    Most people are afraid of public speaking, but for educators, it’s an essential skill to master. Whether you’re delivering a lecture, leading a parent-teacher conference, or presenting at ISTE, effective communication is at the heart of teaching. In this blog we’ll review the importance of public speaking and share a few tips to help you improve your skills.

    Why Public Speaking Matters for Teachers

    Effective public speaking engages students and makes learning more enjoyable. As anyone who has attended a conference or PD session knows, a dynamic presentation can ignite curiosity, spark conversation, and have a lasting impact.

    Speaking confidently enhances your authority both in and out of the classroom. When teachers speak with conviction, they establish credibility and gain students' respect.

    As a teacher, you communicate with parents, administrators, colleagues, outside experts, and more.
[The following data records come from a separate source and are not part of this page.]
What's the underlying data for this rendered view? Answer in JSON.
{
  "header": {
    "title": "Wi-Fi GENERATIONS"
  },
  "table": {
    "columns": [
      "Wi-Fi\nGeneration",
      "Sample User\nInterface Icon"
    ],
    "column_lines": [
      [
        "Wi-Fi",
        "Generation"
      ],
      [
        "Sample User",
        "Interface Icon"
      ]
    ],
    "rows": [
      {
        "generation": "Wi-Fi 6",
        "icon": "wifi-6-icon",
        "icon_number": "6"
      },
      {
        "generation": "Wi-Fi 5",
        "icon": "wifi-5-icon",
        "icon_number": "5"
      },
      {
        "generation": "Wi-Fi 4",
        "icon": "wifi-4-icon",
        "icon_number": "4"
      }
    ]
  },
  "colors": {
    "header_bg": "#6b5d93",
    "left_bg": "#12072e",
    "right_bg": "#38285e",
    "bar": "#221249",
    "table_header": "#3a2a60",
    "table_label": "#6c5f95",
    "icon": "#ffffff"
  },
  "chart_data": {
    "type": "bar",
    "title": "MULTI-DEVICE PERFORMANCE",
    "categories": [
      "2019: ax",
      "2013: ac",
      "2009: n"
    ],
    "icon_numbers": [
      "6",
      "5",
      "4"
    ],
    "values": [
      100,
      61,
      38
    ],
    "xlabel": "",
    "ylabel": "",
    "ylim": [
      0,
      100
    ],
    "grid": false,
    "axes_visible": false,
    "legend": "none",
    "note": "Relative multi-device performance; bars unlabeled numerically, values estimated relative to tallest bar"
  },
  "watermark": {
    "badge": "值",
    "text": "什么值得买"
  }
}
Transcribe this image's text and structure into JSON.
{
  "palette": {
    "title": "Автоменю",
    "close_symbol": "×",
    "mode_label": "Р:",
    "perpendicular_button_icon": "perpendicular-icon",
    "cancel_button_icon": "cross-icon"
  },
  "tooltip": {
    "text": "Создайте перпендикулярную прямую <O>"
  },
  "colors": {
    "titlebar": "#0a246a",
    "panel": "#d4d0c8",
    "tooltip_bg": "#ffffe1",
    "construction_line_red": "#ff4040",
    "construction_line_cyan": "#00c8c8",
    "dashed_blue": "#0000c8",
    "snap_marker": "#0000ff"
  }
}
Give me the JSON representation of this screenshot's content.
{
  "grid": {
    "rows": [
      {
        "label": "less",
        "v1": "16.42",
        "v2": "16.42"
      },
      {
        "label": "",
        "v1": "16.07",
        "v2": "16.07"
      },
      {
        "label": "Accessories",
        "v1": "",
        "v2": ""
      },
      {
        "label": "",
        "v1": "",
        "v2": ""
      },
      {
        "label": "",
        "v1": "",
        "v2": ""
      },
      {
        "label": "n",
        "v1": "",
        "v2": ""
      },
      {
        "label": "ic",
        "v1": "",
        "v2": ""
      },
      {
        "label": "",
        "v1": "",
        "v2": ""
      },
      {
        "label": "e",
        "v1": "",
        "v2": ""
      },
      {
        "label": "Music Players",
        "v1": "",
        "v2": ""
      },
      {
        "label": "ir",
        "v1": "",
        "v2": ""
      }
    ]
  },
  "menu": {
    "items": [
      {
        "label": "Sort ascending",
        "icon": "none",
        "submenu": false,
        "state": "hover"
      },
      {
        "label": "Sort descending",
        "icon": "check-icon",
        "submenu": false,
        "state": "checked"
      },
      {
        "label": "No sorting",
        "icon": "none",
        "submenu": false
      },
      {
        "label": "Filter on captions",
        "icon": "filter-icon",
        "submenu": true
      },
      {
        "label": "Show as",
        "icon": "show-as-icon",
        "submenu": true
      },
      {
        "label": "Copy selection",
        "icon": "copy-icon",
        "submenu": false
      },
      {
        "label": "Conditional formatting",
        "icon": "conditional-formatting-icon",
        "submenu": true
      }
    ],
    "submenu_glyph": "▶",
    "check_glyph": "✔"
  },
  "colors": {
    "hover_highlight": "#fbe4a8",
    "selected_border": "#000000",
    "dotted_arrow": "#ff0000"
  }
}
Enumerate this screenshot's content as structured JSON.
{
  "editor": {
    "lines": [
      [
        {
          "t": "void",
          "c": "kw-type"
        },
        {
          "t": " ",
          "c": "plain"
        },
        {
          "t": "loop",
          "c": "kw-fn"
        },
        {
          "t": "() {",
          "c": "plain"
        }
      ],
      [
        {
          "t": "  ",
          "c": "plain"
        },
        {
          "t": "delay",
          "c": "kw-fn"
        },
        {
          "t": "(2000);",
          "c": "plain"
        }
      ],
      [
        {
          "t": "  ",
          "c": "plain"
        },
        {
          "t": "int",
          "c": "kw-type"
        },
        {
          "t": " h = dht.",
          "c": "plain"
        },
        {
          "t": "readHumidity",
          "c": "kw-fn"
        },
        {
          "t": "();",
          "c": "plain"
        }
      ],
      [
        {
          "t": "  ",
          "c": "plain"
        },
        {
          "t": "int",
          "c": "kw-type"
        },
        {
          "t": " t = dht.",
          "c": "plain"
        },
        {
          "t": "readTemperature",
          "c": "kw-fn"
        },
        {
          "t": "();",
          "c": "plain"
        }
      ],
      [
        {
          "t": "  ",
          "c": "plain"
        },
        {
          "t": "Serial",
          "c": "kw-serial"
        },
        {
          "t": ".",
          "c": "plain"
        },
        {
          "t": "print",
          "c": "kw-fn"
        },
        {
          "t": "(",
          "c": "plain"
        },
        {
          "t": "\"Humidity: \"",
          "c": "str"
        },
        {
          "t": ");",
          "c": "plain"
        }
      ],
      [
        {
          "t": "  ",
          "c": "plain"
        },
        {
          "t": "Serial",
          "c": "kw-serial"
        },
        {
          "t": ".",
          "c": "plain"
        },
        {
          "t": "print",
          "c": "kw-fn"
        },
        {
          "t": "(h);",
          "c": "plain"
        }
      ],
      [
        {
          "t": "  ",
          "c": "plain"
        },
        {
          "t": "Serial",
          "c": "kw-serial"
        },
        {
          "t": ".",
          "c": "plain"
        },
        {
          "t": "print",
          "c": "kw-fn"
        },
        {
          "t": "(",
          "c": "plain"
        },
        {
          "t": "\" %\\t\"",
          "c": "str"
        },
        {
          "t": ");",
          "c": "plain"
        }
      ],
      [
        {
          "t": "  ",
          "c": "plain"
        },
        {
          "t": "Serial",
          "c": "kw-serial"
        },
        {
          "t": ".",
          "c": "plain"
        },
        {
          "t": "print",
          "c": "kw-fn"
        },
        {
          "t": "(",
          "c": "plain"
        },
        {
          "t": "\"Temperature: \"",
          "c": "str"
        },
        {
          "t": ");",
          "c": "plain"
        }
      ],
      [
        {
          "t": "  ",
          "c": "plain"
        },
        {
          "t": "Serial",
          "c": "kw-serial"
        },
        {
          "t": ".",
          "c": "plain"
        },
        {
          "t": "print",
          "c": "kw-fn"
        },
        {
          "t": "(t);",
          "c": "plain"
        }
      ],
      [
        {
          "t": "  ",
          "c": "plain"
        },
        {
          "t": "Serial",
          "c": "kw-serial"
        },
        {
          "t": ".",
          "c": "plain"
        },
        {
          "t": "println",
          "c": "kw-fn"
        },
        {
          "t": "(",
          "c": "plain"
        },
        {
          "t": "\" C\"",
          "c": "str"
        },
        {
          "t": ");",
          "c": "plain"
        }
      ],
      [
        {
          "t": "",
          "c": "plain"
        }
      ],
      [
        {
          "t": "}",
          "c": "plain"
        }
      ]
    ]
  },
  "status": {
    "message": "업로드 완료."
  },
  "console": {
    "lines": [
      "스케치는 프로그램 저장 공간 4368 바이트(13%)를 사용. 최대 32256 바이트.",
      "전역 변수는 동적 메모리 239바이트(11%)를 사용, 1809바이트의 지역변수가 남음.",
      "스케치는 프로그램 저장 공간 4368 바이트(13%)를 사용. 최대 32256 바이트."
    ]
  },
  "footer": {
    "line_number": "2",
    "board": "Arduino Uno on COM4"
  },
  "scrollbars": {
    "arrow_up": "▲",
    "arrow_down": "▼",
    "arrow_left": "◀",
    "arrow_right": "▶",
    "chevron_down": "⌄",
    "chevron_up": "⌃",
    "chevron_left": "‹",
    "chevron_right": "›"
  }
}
Strong public speaking skills allow you to be persuasive and build positive relationships.

    Tips for Improving Public Speaking Skills

    1. Know Your Audience. Tailor your message to your audience’s needs and interests. Understanding your students' backgrounds, interests, and learning styles can help you deliver more relevant and engaging lessons.

    2. Organize Your Materials. Structure your presentation with a clear introduction, body, and conclusion. Use visual aids, such as slides or handouts, to enhance comprehension and reinforce key points.

    3. Use Engaging Delivery Techniques. Vary your tone, pace, and gestures to keep your audience engaged. Include storytelling, real-life examples, or humor when you can to make your presentations memorable and relatable.

    4. Banish the Butterflies. Practice relaxation techniques, such as deep breathing, to calm your nerves. Focus on your message and the value you’re providing to your audience.

    5. Seek Feedback. Invite peers, mentors, or colleagues to watch and weigh in. Pay attention to both verbal and non-verbal cues from your audience to gauge their engagement and adjust your delivery accordingly.

    6. Continuously Learn and Grow. Public speaking is something you can improve by attending workshops, watching videos, enrolling in courses, and—most of all—practicing.

    From now on, we encourage you to take every opportunity to present and to let your voice be heard.